My recent reference to Gorleston Super Holiday Camp was of particular interest to reader Tom Gilbert - who called it “Elmhurst Holiday Camp,” which pleased me. His memories were of a different facet of the facility - when it hosted hundreds of disabled people from far and wide for welcome breaks each year.
Tom sent me the main photograph illustrating today’s column, showing the visitors and their many helpers. “It was taken in 1955 at the end of one of the Holidays for the Handicapped, as they were then known,” he explains.
“These holidays were, I believe, organised by the Great Yarmouth and District Handicapped Association,” Tom continues. “My mother, who had multiple sclerosis, went to the holiday camp in 1954, 1955 and 1956 and thoroughly enjoyed her visits to Gorleston.
“At that time we were living near London. Many of the helpers were local young people in the Red Cross and St John Ambulance Brigade and must remember those days.
“Unfortunately I do not know how many disabled people attended. My sister, who went with my mother, has the original picture.”
Tom Gilbert, now 83 and retired, lives in Church Road, Gorleston. “In 1972 I was a social worker at Ferryside when Great Yarmouth was a county borough,” he tells me. “I knew Trevor Nicholls, who was the Registrar and who is frequently quoted in your column.
“I did go to Elmhurst with my mother and sister in 1956 on my return from Royal Air Force service in Singapore...and cold I found it after three years abroad!”
Tom directed me to a heart-warming eye-opening 17-minute colour film, Holiday Camp for the Physically Disabled 1956, available through You Tube and the East Anglia Film Archive. It featured a week’ stay at the Gorleston camp and the activities and outings organised for the guests. Viewers are treated to some nostalgic footage of the way we were six decades ago.
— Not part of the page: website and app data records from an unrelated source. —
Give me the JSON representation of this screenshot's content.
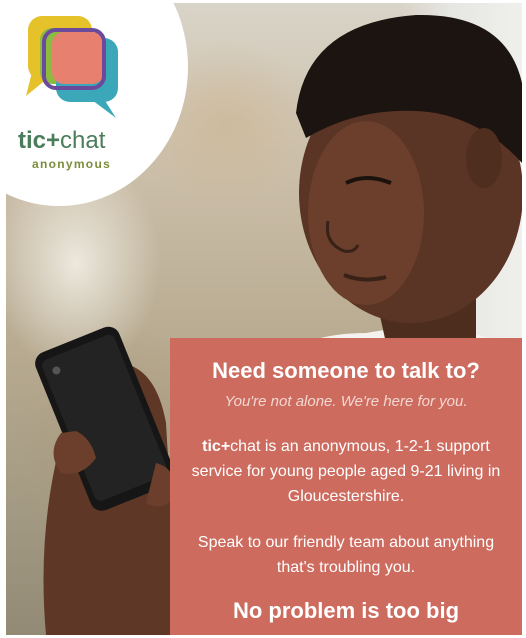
{
  "brand": {
    "logo_name_bold": "tic+",
    "logo_name_rest": "chat",
    "logo_tagline": "anonymous",
    "colors": {
      "green": "#4a7d5a",
      "olive": "#7a8e3a",
      "yellow": "#e6c22a",
      "lime": "#8bbb3f",
      "teal": "#3aa8b8",
      "coral": "#e88070",
      "purple": "#6b4a9b"
    }
  },
  "panel": {
    "headline": "Need someone to talk to?",
    "subline": "You're not alone. We're here for you.",
    "para1_brand_bold": "tic+",
    "para1_rest": "chat is an anonymous, 1-2-1 support service for young people aged 9-21 living in Gloucestershire.",
    "para2": "Speak to our friendly team about anything that's troubling you.",
    "footer": "No problem is too big",
    "background_color": "#cd6b5f"
  },
  "photo": {
    "subject": "young-man-looking-at-phone-icon"
  }
}
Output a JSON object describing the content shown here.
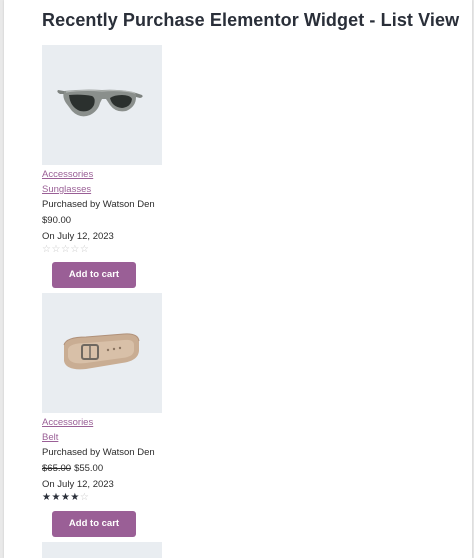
{
  "page": {
    "title": "Recently Purchase Elementor Widget - List View"
  },
  "products": [
    {
      "category": "Accessories",
      "name": "Sunglasses",
      "purchased_by": "Purchased by Watson Den",
      "price": "$90.00",
      "date": "On July 12, 2023",
      "rating": 0,
      "rating_max": 5,
      "button_label": "Add to cart",
      "image_icon": "sunglasses-icon"
    },
    {
      "category": "Accessories",
      "name": "Belt",
      "purchased_by": "Purchased by Watson Den",
      "old_price": "$65.00",
      "price": "$55.00",
      "date": "On July 12, 2023",
      "rating": 4,
      "rating_max": 5,
      "button_label": "Add to cart",
      "image_icon": "belt-icon"
    }
  ],
  "colors": {
    "accent": "#9a5f96",
    "title": "#2a2f39",
    "thumb_bg": "#e9edf1"
  }
}
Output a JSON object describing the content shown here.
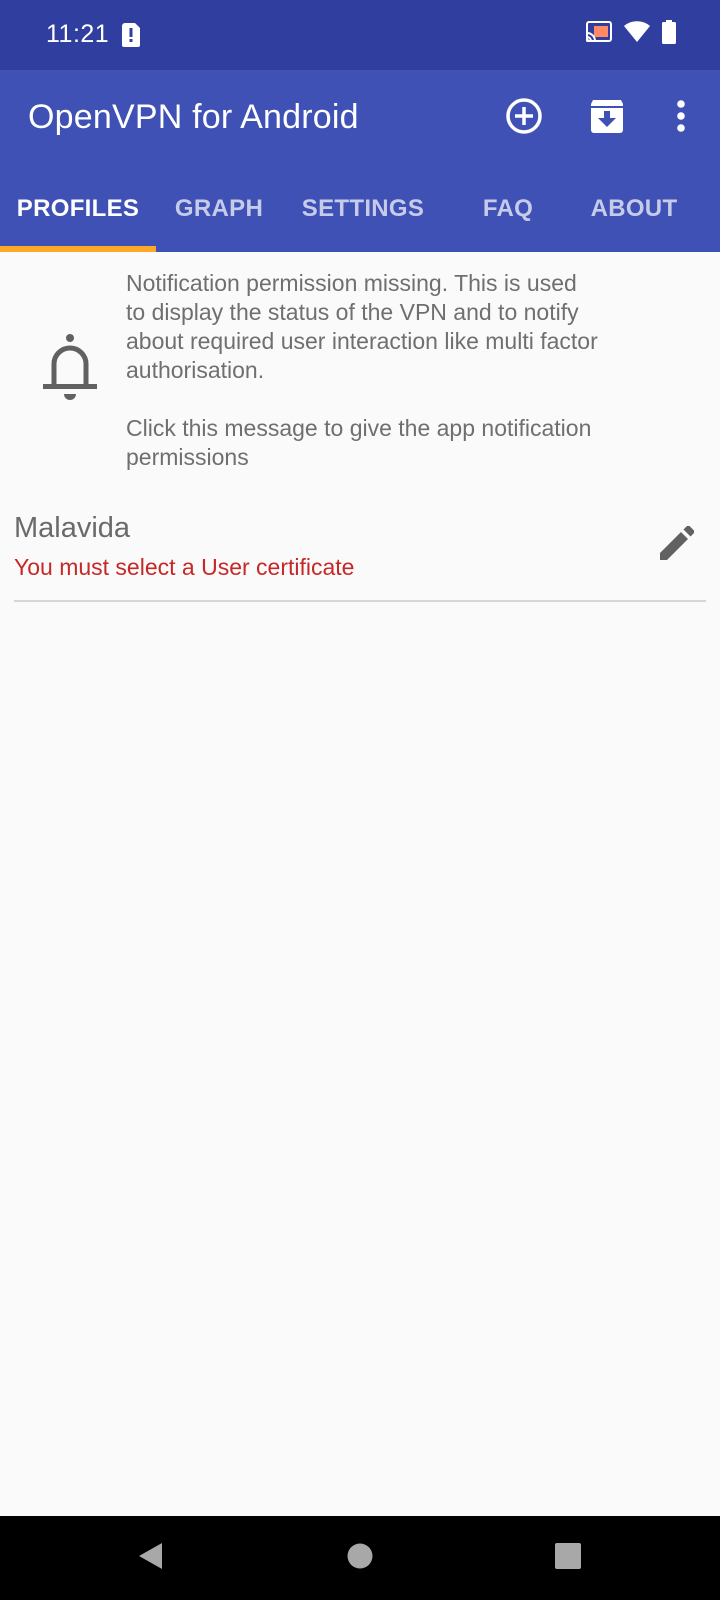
{
  "status_bar": {
    "time": "11:21",
    "icons": [
      "sim-alert-icon",
      "cast-icon",
      "wifi-icon",
      "battery-icon"
    ]
  },
  "app_bar": {
    "title": "OpenVPN for Android",
    "actions": [
      "add-circle-icon",
      "import-archive-icon",
      "more-vert-icon"
    ]
  },
  "tabs": [
    {
      "label": "PROFILES",
      "active": true
    },
    {
      "label": "GRAPH",
      "active": false
    },
    {
      "label": "SETTINGS",
      "active": false
    },
    {
      "label": "FAQ",
      "active": false
    },
    {
      "label": "ABOUT",
      "active": false
    }
  ],
  "notice": {
    "icon": "bell-icon",
    "text": "Notification permission missing. This is used\nto display the status of the VPN and to notify\nabout required user interaction like multi factor\nauthorisation.\n\nClick this message to give the app notification\npermissions"
  },
  "profiles": [
    {
      "name": "Malavida",
      "warning": "You must select a User certificate",
      "icon": "edit-pencil-icon"
    }
  ],
  "nav_bar": {
    "buttons": [
      "back-icon",
      "home-icon",
      "recents-icon"
    ]
  },
  "colors": {
    "status_bar": "#303f9f",
    "primary": "#3f51b5",
    "tab_indicator": "#ffa726",
    "warning": "#c62828",
    "background": "#fafafa"
  }
}
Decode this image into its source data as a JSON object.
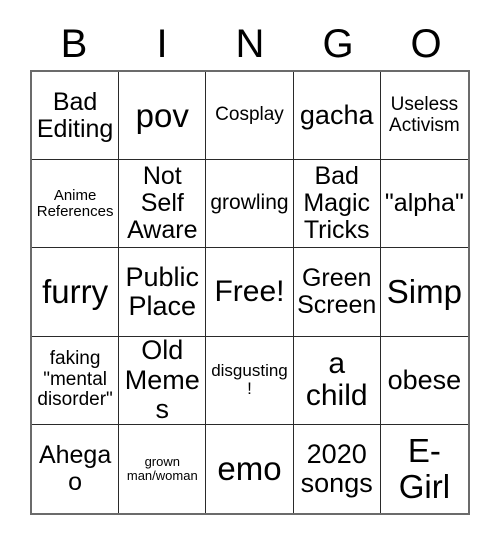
{
  "card": {
    "title": "BINGO",
    "header_letters": [
      "B",
      "I",
      "N",
      "G",
      "O"
    ],
    "free_space_label": "Free!",
    "grid_line_color": "#2a2a2a",
    "border_color": "#6b6b6b",
    "background_color": "#ffffff",
    "text_color": "#000000",
    "rows": [
      [
        {
          "label": "Bad\nEditing",
          "size": "fs-l"
        },
        {
          "label": "pov",
          "size": "fs-huge"
        },
        {
          "label": "Cosplay",
          "size": "fs-m"
        },
        {
          "label": "gacha",
          "size": "fs-xl"
        },
        {
          "label": "Useless\nActivism",
          "size": "fs-m"
        }
      ],
      [
        {
          "label": "Anime\nReferences",
          "size": "fs-s"
        },
        {
          "label": "Not\nSelf\nAware",
          "size": "fs-l"
        },
        {
          "label": "growling",
          "size": "fs-ml"
        },
        {
          "label": "Bad\nMagic\nTricks",
          "size": "fs-l"
        },
        {
          "label": "\"alpha\"",
          "size": "fs-l"
        }
      ],
      [
        {
          "label": "furry",
          "size": "fs-huge"
        },
        {
          "label": "Public\nPlace",
          "size": "fs-xl"
        },
        {
          "label": "Free!",
          "size": "fs-xxl"
        },
        {
          "label": "Green\nScreen",
          "size": "fs-l"
        },
        {
          "label": "Simp",
          "size": "fs-huge"
        }
      ],
      [
        {
          "label": "faking\n\"mental\ndisorder\"",
          "size": "fs-m"
        },
        {
          "label": "Old\nMemes",
          "size": "fs-xl"
        },
        {
          "label": "disgusting!",
          "size": "fs-sm"
        },
        {
          "label": "a\nchild",
          "size": "fs-xxl"
        },
        {
          "label": "obese",
          "size": "fs-xl"
        }
      ],
      [
        {
          "label": "Ahegao",
          "size": "fs-l"
        },
        {
          "label": "grown\nman/woman",
          "size": "fs-xs"
        },
        {
          "label": "emo",
          "size": "fs-huge"
        },
        {
          "label": "2020\nsongs",
          "size": "fs-xl"
        },
        {
          "label": "E-\nGirl",
          "size": "fs-huge"
        }
      ]
    ]
  }
}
Many guests had to be gently manhandled because this was long before society was at pains to ensure that specialist equipment and facilities were available. But their handicaps proved no barrier to the pleasure of their seaside break.